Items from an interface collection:
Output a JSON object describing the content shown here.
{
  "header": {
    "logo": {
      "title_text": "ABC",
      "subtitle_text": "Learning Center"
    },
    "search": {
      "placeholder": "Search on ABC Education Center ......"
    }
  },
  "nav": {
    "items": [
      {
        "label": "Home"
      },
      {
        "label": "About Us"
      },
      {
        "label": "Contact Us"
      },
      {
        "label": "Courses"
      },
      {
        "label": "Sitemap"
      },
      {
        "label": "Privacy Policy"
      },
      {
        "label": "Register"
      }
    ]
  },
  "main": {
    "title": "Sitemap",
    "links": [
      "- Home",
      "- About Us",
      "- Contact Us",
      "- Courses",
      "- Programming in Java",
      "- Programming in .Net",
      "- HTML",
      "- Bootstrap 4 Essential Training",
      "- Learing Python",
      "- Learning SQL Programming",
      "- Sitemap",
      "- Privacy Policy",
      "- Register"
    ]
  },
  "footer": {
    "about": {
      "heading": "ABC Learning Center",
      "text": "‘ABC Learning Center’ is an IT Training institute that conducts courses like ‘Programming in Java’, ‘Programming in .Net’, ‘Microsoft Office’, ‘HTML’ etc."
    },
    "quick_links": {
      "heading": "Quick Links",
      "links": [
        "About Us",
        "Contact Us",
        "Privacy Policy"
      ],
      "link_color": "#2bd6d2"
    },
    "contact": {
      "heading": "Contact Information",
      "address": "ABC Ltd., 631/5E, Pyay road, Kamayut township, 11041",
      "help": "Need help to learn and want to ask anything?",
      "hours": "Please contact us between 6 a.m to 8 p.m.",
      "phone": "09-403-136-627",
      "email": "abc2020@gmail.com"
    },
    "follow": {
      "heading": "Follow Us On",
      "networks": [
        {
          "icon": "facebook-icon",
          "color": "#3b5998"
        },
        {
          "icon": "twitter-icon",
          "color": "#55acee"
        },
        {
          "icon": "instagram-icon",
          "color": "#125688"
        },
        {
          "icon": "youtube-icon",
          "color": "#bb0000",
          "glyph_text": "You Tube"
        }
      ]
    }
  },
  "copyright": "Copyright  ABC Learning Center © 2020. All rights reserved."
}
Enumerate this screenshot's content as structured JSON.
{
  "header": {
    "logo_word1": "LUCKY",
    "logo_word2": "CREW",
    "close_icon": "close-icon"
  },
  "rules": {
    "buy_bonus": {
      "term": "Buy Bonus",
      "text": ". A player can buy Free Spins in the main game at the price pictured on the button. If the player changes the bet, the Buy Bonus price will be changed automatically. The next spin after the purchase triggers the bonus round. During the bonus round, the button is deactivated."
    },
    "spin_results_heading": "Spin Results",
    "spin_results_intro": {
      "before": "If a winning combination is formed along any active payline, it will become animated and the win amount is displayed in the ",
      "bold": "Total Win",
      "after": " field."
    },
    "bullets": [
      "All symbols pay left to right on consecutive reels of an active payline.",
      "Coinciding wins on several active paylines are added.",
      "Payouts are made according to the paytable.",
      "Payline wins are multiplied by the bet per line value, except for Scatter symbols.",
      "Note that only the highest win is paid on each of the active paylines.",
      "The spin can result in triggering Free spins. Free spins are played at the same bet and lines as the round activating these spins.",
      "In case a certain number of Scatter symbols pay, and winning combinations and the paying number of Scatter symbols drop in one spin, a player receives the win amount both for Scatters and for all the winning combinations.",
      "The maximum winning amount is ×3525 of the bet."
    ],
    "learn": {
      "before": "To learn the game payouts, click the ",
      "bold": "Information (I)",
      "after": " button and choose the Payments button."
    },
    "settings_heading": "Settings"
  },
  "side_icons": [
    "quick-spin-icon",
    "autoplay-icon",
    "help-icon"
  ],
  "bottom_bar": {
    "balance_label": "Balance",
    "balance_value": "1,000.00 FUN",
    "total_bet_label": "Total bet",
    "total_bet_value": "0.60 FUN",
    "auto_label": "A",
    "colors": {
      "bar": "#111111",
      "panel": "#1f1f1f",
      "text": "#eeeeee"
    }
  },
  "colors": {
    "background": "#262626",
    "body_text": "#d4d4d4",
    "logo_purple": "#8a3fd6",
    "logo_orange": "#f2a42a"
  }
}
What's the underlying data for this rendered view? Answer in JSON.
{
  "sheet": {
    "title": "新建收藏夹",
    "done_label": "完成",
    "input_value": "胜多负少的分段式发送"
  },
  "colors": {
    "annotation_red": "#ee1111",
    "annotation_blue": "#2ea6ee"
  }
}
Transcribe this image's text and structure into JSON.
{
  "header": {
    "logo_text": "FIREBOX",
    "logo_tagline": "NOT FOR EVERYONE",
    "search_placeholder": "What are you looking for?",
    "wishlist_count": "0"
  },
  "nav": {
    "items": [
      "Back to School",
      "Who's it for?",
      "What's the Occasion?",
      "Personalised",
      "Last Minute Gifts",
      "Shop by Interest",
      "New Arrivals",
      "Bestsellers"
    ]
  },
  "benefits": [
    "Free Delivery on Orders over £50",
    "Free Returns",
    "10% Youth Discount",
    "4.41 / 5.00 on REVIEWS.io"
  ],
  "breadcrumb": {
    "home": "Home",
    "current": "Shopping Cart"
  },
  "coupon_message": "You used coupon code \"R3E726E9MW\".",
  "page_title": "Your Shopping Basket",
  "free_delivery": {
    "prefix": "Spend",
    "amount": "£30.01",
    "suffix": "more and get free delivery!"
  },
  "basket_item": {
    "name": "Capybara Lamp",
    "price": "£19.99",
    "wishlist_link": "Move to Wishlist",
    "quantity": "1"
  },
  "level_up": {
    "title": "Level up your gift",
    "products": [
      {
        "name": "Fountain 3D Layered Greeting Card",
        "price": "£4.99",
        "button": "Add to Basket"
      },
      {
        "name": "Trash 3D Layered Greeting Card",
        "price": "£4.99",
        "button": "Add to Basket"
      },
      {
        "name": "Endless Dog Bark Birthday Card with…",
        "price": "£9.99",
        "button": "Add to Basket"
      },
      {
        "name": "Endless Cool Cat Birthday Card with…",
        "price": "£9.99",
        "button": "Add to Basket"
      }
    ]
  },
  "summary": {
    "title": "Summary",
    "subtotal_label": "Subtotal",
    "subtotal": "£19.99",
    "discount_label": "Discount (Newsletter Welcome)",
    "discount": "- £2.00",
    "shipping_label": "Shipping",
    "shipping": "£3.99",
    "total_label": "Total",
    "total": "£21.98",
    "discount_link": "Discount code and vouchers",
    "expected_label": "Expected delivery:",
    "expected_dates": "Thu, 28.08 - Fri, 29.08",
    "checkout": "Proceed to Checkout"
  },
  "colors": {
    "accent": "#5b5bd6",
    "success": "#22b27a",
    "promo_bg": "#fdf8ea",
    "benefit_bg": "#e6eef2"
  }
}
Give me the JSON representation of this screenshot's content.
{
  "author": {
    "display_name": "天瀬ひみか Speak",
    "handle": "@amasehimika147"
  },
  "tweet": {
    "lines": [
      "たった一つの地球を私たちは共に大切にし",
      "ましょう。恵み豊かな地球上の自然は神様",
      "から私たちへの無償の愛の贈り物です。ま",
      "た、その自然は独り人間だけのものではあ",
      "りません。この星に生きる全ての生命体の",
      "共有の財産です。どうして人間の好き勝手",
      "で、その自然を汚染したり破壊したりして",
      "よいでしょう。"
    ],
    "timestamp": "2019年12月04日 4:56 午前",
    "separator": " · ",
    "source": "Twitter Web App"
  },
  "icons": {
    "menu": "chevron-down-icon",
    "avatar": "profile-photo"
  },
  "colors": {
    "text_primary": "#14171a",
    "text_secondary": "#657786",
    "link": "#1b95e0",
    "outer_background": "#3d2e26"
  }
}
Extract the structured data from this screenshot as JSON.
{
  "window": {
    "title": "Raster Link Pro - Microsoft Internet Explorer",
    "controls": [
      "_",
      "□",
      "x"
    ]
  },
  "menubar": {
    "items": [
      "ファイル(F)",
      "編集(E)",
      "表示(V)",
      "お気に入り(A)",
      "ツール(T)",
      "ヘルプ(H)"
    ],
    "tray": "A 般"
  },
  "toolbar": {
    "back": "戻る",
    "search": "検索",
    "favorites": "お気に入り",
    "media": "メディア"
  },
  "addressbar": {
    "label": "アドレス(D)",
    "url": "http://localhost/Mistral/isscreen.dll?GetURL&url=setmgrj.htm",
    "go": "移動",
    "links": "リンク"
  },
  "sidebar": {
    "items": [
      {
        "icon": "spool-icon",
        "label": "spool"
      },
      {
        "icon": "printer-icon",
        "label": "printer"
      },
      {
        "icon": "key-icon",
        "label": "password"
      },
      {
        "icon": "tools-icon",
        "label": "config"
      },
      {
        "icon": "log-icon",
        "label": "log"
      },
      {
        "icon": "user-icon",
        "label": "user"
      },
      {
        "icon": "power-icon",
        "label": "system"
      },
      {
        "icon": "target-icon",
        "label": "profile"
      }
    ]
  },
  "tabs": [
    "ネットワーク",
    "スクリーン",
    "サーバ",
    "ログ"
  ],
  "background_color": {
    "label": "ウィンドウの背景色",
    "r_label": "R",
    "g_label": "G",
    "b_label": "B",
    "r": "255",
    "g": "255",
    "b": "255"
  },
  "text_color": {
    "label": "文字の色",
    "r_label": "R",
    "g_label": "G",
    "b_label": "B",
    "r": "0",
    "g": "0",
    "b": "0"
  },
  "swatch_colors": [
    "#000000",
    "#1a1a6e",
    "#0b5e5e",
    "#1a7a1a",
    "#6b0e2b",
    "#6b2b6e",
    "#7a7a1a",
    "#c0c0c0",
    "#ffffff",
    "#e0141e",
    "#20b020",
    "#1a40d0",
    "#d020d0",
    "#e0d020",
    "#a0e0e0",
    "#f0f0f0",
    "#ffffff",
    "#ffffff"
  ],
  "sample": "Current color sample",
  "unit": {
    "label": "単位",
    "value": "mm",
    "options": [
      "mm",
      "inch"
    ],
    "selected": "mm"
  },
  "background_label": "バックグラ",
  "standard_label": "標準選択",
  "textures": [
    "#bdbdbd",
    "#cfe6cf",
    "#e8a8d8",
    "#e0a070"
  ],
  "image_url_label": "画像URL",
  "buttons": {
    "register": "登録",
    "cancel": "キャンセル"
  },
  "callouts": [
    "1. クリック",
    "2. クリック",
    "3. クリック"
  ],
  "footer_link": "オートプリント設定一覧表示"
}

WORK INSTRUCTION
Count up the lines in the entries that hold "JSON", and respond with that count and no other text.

SOLUTION TO THE EXERCISE
6